The answer must consist of every line below containing "JSON".

◆ **Extracted data**:
---------------

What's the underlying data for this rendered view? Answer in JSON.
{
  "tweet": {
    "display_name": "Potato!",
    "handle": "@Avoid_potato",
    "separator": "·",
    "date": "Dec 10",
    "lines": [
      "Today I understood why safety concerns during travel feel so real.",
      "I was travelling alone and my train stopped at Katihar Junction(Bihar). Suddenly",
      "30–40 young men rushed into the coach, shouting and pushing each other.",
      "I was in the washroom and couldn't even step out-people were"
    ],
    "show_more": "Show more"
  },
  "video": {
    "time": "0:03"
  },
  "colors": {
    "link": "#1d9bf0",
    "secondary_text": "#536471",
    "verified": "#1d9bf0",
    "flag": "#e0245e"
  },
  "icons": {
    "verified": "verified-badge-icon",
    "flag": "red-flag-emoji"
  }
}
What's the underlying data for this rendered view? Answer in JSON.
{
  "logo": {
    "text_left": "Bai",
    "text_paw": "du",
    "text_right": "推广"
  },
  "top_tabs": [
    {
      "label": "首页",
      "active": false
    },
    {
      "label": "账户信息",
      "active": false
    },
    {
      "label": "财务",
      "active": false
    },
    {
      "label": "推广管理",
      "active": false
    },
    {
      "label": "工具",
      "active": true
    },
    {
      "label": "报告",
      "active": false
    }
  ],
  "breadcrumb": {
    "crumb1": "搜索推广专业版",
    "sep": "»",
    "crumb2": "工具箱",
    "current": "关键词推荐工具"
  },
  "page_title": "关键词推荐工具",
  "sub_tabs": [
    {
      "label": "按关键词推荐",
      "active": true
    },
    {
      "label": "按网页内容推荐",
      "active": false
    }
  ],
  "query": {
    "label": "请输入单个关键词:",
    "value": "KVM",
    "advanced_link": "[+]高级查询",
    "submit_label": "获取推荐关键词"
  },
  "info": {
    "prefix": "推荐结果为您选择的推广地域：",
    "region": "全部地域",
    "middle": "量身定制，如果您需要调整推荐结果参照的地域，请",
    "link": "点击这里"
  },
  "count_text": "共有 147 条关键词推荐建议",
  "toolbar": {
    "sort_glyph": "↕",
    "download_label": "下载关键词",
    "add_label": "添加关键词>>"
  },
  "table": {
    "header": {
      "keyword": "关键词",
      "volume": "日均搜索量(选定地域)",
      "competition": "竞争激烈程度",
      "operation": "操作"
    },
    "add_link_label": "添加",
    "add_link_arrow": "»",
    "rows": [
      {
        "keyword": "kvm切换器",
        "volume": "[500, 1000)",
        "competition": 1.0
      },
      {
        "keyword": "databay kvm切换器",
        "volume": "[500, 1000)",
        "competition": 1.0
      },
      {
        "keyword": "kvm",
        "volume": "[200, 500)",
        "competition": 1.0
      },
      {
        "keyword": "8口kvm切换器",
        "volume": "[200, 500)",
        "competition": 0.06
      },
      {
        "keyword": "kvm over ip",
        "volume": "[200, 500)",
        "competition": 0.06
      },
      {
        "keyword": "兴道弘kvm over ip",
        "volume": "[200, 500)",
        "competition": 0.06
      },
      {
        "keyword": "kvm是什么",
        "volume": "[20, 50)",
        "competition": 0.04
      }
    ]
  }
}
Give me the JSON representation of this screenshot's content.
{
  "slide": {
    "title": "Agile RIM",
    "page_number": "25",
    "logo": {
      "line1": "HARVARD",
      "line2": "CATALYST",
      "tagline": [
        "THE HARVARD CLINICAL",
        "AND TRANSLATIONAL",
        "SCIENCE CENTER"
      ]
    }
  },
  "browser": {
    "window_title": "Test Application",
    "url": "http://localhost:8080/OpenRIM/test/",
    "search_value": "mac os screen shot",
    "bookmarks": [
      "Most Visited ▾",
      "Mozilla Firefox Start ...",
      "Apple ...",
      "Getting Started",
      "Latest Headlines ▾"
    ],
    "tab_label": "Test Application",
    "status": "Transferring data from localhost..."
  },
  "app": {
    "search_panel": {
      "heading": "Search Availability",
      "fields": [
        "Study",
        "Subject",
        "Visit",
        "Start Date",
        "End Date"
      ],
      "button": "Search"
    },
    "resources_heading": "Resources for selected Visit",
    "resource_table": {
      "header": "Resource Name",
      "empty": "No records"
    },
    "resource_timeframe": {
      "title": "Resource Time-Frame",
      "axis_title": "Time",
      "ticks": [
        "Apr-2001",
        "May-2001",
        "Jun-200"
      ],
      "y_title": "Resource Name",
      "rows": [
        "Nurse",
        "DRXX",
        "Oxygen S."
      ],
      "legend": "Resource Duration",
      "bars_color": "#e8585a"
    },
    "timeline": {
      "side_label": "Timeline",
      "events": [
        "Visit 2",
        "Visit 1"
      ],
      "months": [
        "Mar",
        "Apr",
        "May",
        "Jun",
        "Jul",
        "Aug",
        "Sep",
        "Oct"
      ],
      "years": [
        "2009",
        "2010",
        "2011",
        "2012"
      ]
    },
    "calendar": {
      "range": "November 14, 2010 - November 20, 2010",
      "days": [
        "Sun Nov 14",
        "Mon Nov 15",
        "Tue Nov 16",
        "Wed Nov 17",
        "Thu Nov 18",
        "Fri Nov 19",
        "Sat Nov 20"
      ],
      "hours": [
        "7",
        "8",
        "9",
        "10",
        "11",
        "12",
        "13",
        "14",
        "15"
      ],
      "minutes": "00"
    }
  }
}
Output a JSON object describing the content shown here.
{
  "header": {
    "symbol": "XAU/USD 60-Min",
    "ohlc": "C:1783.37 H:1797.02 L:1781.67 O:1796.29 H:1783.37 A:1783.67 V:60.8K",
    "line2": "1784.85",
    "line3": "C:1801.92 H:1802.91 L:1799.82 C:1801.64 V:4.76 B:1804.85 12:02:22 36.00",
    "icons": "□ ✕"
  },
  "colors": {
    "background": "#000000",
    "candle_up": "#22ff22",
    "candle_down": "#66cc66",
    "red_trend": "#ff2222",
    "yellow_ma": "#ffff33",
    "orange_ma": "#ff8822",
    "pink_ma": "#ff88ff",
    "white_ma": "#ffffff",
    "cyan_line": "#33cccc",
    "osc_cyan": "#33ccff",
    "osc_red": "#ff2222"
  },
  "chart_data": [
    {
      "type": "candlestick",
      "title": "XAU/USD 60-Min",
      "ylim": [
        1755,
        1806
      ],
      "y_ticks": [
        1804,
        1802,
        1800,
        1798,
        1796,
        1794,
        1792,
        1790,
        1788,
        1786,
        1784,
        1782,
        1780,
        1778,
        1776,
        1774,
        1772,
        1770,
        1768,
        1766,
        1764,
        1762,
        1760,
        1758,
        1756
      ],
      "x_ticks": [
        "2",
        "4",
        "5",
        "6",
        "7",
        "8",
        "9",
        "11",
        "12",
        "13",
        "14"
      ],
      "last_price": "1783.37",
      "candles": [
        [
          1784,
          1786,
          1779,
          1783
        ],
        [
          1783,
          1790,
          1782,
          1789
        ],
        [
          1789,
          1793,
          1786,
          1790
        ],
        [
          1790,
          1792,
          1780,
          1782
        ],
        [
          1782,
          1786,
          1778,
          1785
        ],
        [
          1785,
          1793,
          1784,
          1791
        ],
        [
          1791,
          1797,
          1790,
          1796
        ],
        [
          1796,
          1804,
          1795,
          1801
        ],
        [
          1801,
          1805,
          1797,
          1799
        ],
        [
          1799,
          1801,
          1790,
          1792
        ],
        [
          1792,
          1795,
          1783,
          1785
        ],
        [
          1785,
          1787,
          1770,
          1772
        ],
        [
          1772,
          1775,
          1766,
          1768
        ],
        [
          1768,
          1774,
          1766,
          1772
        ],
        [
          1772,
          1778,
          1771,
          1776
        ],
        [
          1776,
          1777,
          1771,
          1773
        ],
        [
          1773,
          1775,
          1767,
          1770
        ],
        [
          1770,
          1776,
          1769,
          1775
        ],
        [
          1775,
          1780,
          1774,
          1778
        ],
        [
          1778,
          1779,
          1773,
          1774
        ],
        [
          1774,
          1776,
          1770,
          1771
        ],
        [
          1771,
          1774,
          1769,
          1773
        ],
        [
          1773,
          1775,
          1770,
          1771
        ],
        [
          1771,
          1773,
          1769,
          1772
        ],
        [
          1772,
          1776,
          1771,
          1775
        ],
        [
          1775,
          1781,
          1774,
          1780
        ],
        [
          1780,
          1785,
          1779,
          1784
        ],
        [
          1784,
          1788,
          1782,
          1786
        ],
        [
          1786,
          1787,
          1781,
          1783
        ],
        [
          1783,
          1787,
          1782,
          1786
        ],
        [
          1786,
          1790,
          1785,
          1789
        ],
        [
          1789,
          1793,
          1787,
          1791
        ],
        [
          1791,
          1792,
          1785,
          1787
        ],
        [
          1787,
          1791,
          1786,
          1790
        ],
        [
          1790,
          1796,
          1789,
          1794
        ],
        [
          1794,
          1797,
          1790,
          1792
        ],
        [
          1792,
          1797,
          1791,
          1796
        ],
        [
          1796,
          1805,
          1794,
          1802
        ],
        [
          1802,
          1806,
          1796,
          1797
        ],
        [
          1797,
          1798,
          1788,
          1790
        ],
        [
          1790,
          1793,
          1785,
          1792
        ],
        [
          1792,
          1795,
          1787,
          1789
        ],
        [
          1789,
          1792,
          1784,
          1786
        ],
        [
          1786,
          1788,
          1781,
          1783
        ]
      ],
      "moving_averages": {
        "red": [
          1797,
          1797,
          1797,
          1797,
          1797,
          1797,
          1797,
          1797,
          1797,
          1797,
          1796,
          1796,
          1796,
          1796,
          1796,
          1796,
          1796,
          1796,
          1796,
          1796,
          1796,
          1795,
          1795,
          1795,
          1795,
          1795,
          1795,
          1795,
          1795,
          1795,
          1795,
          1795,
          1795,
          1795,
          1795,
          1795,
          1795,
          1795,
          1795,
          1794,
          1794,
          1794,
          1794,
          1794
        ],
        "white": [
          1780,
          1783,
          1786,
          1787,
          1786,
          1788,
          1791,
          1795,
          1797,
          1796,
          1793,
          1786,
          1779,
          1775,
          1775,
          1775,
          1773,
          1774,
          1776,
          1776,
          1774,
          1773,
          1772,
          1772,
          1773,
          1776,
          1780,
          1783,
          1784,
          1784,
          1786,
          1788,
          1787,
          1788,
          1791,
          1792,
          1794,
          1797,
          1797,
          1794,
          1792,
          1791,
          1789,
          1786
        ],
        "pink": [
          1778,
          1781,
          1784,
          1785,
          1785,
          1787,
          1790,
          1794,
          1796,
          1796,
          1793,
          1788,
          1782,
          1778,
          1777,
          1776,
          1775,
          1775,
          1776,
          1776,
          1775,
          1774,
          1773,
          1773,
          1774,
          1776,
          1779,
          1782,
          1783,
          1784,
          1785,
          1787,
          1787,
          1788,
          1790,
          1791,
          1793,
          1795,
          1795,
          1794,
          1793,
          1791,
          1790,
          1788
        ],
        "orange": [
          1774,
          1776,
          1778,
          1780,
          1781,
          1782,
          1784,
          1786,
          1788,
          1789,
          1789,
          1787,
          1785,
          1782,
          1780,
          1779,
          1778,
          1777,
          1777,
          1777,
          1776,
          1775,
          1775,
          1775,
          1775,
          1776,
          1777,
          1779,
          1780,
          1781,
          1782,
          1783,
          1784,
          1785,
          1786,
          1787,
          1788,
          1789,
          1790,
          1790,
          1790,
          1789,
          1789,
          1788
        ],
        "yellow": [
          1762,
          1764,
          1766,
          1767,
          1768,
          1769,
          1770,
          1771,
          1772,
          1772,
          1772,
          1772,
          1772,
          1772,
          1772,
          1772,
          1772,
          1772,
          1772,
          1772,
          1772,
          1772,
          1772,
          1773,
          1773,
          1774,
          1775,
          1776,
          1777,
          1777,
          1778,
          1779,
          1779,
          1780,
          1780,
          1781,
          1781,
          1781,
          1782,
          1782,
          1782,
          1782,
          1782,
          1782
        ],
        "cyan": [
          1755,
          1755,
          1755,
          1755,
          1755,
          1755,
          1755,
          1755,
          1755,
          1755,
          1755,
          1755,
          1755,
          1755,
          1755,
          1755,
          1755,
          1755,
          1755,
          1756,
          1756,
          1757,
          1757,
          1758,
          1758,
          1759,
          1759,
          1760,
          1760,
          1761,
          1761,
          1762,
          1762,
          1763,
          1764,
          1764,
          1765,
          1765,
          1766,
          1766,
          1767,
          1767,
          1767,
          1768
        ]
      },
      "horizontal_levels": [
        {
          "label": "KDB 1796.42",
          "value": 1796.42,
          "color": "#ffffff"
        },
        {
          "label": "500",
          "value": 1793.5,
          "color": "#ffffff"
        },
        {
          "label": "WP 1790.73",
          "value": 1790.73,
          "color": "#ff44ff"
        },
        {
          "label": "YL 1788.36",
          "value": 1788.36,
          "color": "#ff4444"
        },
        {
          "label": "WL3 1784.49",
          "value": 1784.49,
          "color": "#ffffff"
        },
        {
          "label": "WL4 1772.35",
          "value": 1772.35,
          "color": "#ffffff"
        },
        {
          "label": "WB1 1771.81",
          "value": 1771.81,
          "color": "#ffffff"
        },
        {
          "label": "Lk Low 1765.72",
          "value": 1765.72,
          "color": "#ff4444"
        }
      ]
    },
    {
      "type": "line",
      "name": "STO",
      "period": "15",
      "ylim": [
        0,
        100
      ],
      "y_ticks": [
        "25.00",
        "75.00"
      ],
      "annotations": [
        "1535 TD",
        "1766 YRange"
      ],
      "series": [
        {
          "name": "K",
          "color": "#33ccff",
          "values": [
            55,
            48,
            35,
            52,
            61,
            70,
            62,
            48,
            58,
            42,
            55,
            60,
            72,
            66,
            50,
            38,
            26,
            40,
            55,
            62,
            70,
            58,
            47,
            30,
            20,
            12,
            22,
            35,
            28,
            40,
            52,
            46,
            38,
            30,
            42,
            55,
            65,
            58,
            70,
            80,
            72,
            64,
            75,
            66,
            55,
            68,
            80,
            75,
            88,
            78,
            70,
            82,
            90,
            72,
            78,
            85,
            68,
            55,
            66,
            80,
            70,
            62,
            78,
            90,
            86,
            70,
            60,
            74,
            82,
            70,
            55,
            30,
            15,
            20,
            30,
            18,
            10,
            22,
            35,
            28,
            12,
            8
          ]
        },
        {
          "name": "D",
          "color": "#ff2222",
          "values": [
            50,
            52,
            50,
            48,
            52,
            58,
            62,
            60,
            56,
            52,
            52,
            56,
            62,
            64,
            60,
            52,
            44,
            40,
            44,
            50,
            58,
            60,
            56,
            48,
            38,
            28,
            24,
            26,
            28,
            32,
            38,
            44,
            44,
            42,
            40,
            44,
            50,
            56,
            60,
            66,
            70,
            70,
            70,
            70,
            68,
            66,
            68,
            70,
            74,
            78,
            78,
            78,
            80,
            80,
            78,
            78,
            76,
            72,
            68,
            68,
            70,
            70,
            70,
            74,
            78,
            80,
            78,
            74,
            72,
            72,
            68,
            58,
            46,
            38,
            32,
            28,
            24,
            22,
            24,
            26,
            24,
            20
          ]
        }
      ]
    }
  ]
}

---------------

◆ **Solved exercise**:
What's the underlying data for this rendered view? Answer in JSON.
What's the underlying data for this rendered view? Answer in JSON.
Give me the JSON representation of this screenshot's content.
Output a JSON object describing the content shown here.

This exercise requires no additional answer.